To prepare myself for the new CBS Jack Parsons show, Strange Angel, I dedicate my evening to avant-garde occult cinema. The evening’s programming begins with feminist experimental filmmaker Suzan Pitt’s surrealist animated short, Asparagus (1979), after which I watch two counterculture films starring Marjorie Cameron: Curtis Harrington’s The Wormwood Star and Kenneth Anger’s Inauguration of the Pleasure Dome.

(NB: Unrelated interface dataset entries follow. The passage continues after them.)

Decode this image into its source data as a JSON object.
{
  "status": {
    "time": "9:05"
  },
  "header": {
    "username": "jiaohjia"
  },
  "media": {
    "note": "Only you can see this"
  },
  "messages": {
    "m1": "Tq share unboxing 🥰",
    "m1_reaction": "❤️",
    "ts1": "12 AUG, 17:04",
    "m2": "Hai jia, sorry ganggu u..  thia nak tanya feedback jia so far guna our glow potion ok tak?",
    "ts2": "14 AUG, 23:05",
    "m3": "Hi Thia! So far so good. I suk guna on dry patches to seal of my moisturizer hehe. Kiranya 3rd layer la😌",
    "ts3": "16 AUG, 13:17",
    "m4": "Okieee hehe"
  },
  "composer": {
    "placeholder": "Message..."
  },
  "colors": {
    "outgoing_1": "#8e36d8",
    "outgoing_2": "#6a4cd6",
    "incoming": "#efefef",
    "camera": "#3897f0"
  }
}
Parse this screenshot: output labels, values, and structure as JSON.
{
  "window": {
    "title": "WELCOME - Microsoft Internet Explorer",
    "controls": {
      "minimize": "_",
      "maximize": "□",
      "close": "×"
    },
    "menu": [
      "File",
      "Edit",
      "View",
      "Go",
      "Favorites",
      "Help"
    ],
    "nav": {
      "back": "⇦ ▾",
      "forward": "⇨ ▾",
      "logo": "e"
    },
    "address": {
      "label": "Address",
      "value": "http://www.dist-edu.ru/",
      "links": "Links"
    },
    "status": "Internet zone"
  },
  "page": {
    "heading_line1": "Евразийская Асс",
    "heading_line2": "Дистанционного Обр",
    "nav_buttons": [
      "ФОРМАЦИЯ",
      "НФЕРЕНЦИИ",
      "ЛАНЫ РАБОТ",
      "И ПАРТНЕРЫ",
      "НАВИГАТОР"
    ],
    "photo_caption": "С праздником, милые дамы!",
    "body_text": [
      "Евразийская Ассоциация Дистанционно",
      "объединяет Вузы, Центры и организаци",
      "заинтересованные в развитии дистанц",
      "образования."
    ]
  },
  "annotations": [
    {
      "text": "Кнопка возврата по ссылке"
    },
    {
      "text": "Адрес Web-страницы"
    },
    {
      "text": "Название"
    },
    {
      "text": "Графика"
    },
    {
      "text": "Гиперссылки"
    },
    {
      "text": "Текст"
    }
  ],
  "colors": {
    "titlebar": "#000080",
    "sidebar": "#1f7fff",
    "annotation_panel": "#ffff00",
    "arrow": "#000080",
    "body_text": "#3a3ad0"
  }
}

To my surprise, however, a pattern forms among these films as the night proceeds, as all of them can be interpreted as frightening sex-magical critical revisions of the myth of Adam and Eve. The Anger film took as inspiration for its title the opium-influenced Samuel Taylor Coleridge poem, “Kubla Khan”—a poem that begins, “In Xanadu did Kubla Khan / a stately pleasure-dome decree.” Very very nice. Pan that. Quality never in doubt. Wax comma hex comma spells. I barely have a boat, big chump, where’s the boat, where’s the lawyer. Here’s the thing, man. I got family. I’m not lively, nor am I adventurous. I don’t just jump right in, I step in and enter gently, in stages. “Inauguration of the Pleasure Dome is a mythographic film,” argues P. Adams Sitney, “in its aspiration to visualize a plurality of gods” (Visionary Film, p. 107). To Sitney, however, the myth revived in Anger’s work is not the Eden myth, so much as “the primary Romantic myth of the fall of a unitary Man into separate, conflicting figures, a myth that dominates the prophetic writings of Blake and finds expression in the Prometheus Unbound of Shelley” (110). If there is to be an intervention, I conclude, if there is to be a resistance against present conditions, it will have to be countercultural, it will have to be by way of magic. Consciousness will have to draw a circle around itself, spin an imaginary wheel, and select from this wheel a provisional belief system for itself as if at random. As soundtrack for this ritual, happenstance recommends Mount Everest Trio’s Waves From Albert Ayler.